Maybe your marriage doesn't quite need "saving". But, there’s a phrase that Dr. Phil coined—or at least popularized—that's a good one to ask ourselves now and then.
Often, when he has a guest on his television show who’s telling him their dilemma and how they’ve tried to solve it without success, he raises his eyebrow, gives them a pointed stare, and says, “How’s that workin’ for ya?”
That simple question usually causes those on the show to view their problem from another vantage point and seek new ways to solve it.
If we are consistently running into the same marriage problems, if we’re applying the “wisdom of the day” and still feel hopeless, if we are repeating the same mistakes we saw in our parents—that we promised we would never make, it’s probably time to ask ourselves this question: “How’s that working for you?”
Most of us wouldn’t say we entered marriage hoping it would be “typical” or “average.” But by listening to the world tell us what marriage is supposed to look like—from the movies we watch, magazines we read, television shows we binge on, even the conversations we take part in around the office—we are unconsciously settling for just that…average.
Sometimes the best way to spotlight the ways we’ve settled into this rhythm of an average marriage is to compare and contrast it with the marriage we really desire to have.
Average VERSUS grace-filled marriage?
Here are some ways an “average” marriage will differ from a “grace-filled” marriage:
- In an average marriage, spouses keep a running list of things they’ve done for their mate, expecting to be “paid back".
- In a grace-filled marriage, we give without expecting anything in return.
We take our cues from Jesus, who served His disciples, knowing that they would not recognize or appreciate Him fully.
- In an average marriage, people complain about their spouse to their friends.
- In a grace-filled marriage, we strive to focus on the positive and never put each other down—either in public or in private.
We should be each other’s biggest fans!
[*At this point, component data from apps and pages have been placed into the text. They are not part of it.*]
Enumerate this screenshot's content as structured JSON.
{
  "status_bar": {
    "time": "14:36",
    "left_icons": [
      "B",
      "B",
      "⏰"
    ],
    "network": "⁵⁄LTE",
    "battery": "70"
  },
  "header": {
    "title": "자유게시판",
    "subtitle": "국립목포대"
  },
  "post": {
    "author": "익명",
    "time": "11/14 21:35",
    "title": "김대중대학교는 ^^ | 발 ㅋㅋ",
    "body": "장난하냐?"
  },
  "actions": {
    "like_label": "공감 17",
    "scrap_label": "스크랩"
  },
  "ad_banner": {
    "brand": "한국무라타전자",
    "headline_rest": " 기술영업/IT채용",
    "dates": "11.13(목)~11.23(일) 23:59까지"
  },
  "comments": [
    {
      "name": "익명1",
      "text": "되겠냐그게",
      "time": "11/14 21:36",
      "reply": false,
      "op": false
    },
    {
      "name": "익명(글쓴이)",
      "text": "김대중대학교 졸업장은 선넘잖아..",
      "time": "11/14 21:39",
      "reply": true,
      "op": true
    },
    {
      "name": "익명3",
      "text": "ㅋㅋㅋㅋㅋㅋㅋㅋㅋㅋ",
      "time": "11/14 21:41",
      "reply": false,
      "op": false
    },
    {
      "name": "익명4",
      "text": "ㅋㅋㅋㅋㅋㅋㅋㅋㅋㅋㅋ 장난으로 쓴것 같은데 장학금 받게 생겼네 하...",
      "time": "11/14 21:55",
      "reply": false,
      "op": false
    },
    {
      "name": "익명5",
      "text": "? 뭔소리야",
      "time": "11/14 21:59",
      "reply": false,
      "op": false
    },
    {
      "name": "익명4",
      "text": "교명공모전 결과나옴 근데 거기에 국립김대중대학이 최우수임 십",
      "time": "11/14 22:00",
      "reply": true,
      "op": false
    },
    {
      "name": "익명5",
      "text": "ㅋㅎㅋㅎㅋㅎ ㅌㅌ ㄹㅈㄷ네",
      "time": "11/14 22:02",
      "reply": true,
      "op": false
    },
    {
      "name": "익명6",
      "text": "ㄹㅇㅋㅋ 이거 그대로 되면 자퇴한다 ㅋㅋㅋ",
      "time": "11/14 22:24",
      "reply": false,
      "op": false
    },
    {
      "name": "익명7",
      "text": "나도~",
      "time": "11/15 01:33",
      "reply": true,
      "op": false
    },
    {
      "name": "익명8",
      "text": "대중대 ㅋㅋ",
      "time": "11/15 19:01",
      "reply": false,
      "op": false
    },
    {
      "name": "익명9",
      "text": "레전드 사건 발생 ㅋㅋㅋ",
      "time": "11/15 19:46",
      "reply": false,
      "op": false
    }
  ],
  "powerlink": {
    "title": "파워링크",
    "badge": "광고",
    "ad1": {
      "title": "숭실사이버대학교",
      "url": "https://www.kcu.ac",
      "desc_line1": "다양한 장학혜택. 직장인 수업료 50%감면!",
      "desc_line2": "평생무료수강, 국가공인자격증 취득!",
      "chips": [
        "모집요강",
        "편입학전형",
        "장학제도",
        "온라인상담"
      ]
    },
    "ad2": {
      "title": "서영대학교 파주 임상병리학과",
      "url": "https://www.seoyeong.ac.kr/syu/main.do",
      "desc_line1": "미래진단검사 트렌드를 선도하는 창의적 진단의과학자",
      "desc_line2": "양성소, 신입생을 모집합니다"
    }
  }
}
Let’s err on the side of being too adoring of our spouses (if that’s actually possible). I’m not saying you should openly brag on your spouse, especially if it will make a friend feel inferior, but you should make a resolution to never participate in “spouse bashing”.
Side note: Even if you’re not complaining in public, complaining to your spouse in private will most likely discourage them and will actually de-motivate them from making positive changes.
- In an average marriage, people hold grudges.
In a grace-filled marriage, we forgive and are quick to seek forgiveness.
Colossians 3:12-13 says, "Put on then, as God's chosen ones, holy and beloved, compassionate hearts, kindness, humility, meekness, and patience, bearing with one another and, if one has a complaint against another, forgiving each other; as the Lord has forgiven you, so you also must forgive.”
- In an average marriage, the partners let adversity pull them apart.
In a grace-filled marriage, we allow it to glue us together.
One of God’s greatest gifts in marriage is the ability of one partner to pull the other one out of the mud, spiritually and emotionally speaking.
There are times when one person is weak and down, and those are the perfect times for their mate to lovingly lift them up. Fortunately, our down times don’t usually hit us both at the same time, but even when they do, we can use adversity to glue us to each other and to God.
Proverbs 17:17 says, “A friend loves at all times, and a brother is born for adversity.”
- In an average marriage, both partners look to each other for their happiness and fulfillment.
- In a grace-filled marriage, we look to God to fill us up, as only He can.
A famous line from the hit movie, Jerry Maguire, came when one of the main characters said to the other, “You complete me.” While romantic sounding, this is actually a recipe for disaster. Our emotional and spiritual tanks can only be filled by the One who created us, knows us fully, and loves us perfectly.
- In an average marriage, people assume the worst.
- In a grace-filled marriage, we believe the best!
If your feelings are hurt through some sort of misunderstanding, you don’t have to automatically assume your husband had sinister motives. In fact, you can tell yourself, “I know he wouldn’t hurt me on purpose, so there must be something I’m missing.” People are much more likely to enjoy being around each other if they’re not walking on eggshells and constantly having their motives questioned.
If, after reading through this list, you realize your marriage more closely resembles the average marriage, then ask yourself, “How’s that working for you?”
And then ask God to make you into the grace-filled spouse He wants you to be.
Jennifer Bell has been married to her high school sweetheart, Brant, for 30 years. They’ve raised three sons and one daughter to adulthood, and are still best friends. She recently became “Mimi” to a new grandson, Elijah. She enjoys being part of the worship team at church, reading, and spending time with her book club friends, and just hanging out with her family in Franklin, TN.